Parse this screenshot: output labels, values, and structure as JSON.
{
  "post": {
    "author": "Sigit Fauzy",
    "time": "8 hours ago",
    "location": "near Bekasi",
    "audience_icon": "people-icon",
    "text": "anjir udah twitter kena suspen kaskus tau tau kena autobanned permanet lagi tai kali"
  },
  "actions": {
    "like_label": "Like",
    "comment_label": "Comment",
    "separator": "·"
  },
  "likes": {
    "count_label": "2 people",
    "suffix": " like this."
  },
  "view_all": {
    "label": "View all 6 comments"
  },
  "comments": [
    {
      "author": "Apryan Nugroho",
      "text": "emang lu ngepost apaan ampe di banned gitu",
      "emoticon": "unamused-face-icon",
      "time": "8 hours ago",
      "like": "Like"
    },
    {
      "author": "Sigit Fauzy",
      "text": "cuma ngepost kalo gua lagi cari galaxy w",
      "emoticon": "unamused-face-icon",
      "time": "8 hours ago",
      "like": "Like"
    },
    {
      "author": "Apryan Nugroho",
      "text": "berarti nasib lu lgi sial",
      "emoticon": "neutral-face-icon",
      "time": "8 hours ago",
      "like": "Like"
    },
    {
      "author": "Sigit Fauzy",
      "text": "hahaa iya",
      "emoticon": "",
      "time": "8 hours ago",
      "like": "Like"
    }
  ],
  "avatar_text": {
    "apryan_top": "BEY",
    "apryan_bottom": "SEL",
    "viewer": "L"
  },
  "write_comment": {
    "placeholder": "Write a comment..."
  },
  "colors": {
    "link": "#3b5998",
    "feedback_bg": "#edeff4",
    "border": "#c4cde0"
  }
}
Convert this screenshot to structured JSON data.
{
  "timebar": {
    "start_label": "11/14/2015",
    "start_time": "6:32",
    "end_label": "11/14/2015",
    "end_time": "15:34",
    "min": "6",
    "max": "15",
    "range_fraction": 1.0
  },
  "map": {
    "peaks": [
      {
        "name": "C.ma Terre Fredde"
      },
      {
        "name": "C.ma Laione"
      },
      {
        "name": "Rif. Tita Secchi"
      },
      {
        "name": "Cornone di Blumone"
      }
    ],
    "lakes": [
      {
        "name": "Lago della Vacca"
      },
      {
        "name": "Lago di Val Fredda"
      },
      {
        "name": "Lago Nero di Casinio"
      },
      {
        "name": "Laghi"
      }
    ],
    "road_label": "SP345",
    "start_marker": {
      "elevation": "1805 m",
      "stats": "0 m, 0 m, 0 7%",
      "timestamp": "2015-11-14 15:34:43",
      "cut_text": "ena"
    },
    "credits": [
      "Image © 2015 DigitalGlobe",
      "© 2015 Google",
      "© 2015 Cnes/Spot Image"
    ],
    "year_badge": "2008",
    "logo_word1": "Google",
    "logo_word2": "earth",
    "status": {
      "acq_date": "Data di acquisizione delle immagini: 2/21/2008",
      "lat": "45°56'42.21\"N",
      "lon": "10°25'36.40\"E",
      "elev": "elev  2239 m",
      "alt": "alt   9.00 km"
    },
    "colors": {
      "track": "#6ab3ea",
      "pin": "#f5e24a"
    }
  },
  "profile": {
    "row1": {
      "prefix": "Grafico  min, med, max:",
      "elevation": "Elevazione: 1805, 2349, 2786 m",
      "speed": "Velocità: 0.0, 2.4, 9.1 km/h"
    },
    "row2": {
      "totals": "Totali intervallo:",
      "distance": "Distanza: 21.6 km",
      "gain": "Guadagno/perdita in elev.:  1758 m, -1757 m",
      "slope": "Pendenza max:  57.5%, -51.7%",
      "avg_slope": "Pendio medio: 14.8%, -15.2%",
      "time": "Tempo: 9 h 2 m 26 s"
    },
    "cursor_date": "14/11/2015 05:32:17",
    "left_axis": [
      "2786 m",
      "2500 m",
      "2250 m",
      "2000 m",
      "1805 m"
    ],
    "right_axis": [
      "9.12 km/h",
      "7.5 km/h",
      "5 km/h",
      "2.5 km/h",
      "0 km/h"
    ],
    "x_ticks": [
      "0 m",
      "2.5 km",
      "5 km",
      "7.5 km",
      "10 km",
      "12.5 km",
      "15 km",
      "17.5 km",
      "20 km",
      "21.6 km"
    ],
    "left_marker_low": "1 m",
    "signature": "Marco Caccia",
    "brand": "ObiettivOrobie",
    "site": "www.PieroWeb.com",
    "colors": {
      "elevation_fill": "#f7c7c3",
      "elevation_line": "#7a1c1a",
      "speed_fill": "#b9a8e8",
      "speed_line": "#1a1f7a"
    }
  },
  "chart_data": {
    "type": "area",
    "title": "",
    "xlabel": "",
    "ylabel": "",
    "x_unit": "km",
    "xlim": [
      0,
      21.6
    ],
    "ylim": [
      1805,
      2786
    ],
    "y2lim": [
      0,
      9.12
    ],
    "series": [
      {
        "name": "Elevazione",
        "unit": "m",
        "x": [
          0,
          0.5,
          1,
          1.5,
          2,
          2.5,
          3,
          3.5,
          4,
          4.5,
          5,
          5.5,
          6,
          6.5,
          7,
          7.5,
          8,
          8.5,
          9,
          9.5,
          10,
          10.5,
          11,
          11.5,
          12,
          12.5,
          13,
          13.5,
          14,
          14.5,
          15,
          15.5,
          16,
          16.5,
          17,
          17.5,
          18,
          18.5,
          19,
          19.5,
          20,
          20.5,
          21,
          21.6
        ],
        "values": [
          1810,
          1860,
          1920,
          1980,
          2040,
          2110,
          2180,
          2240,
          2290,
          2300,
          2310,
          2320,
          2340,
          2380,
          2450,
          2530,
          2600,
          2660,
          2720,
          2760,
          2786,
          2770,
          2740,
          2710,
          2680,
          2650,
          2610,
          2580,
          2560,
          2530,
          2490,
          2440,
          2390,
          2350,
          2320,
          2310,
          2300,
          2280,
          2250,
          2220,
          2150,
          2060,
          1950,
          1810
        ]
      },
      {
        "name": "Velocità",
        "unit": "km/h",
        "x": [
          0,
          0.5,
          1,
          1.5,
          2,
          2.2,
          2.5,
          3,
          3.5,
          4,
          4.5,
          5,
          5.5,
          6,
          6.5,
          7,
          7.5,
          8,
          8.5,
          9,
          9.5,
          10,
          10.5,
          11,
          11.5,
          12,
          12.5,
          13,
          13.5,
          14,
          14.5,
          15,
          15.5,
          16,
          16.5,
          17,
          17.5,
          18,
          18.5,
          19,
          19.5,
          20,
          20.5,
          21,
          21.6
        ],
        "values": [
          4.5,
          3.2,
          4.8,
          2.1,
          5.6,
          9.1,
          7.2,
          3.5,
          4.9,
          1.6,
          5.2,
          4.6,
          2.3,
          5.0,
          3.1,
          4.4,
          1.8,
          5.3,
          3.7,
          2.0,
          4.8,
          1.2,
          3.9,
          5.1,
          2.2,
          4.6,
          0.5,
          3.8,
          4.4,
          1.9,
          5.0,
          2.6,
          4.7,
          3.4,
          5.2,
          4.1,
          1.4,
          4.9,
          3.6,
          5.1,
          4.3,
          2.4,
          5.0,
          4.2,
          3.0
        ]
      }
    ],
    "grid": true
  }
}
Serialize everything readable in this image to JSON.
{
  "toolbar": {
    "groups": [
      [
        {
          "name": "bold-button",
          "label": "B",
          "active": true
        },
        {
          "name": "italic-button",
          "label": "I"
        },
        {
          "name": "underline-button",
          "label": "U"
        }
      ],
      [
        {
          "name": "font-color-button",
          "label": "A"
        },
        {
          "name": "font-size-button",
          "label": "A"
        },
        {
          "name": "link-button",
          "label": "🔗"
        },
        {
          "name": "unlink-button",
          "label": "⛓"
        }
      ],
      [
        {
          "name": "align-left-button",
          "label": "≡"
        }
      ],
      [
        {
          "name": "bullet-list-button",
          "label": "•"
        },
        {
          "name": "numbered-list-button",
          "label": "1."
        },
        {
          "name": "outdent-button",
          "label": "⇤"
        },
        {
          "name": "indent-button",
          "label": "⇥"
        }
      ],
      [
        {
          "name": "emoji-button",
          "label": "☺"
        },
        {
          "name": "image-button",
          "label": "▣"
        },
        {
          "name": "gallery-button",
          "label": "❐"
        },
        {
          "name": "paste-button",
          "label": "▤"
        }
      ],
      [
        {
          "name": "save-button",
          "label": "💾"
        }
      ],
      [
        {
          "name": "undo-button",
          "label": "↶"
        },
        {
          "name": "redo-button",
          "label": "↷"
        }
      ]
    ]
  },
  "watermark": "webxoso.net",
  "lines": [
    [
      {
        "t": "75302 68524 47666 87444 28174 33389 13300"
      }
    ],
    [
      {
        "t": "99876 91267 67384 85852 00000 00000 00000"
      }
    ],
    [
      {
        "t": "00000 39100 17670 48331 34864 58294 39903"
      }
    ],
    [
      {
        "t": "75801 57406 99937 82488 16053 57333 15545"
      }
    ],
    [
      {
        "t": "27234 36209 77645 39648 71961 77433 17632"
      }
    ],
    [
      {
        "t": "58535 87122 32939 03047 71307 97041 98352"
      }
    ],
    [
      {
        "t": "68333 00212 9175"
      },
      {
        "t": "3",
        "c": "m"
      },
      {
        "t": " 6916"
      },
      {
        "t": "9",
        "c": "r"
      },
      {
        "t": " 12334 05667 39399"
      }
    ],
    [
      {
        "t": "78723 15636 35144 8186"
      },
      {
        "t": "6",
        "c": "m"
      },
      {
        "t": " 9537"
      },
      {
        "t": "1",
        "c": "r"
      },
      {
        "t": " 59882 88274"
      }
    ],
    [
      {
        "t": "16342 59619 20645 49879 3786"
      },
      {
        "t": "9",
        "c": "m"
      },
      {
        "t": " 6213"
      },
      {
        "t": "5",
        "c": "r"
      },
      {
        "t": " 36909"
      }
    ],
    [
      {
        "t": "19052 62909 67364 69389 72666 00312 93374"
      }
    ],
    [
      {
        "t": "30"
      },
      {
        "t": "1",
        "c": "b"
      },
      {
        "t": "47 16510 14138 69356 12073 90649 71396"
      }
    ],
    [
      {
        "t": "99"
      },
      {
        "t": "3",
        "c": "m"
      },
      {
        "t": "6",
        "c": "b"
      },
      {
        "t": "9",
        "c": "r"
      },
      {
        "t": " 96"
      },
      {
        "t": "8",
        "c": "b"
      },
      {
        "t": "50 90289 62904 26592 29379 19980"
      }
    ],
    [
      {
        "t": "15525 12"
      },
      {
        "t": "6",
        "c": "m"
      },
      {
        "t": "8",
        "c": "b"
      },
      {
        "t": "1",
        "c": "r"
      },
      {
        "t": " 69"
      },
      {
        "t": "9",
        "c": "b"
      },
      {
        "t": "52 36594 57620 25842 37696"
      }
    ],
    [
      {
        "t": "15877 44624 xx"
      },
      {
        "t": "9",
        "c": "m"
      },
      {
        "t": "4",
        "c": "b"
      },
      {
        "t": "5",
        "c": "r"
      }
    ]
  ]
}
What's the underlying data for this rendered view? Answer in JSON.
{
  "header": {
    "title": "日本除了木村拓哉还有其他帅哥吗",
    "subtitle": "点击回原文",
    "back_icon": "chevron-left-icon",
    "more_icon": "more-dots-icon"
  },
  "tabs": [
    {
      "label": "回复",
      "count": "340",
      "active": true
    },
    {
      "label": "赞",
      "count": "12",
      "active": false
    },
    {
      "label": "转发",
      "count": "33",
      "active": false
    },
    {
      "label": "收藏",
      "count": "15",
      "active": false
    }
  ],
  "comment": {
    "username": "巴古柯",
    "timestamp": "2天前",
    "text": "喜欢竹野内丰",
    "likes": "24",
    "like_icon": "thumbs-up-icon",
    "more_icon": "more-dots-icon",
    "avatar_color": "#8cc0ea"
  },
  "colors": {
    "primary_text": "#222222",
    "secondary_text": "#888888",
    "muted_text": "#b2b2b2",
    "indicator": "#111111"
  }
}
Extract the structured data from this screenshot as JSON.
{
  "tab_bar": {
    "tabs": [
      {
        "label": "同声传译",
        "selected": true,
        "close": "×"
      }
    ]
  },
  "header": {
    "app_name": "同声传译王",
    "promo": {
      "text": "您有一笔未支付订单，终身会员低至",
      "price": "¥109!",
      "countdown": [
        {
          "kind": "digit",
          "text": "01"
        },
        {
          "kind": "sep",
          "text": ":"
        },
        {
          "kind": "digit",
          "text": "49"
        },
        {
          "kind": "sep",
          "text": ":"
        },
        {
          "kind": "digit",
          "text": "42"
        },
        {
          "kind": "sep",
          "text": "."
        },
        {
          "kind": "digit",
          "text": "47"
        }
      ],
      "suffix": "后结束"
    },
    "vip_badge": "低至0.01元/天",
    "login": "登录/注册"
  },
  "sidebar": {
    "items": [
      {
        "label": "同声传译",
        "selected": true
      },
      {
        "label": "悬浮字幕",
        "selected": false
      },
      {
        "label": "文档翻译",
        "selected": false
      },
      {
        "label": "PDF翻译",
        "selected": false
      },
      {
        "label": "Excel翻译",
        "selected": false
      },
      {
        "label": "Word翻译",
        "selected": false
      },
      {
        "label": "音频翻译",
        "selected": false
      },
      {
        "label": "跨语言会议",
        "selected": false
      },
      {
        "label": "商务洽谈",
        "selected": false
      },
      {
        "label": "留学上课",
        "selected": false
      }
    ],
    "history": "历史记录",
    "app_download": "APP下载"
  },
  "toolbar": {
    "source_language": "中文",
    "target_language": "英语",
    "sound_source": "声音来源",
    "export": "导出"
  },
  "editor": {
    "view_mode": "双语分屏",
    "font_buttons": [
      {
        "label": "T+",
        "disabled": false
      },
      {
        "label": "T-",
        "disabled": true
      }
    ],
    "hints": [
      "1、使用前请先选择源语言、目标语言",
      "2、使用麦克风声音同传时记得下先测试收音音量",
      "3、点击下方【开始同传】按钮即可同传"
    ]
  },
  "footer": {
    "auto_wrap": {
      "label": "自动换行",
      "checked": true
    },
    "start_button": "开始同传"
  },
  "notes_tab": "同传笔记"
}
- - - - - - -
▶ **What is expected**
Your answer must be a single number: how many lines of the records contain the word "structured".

▶ **Written solution**
2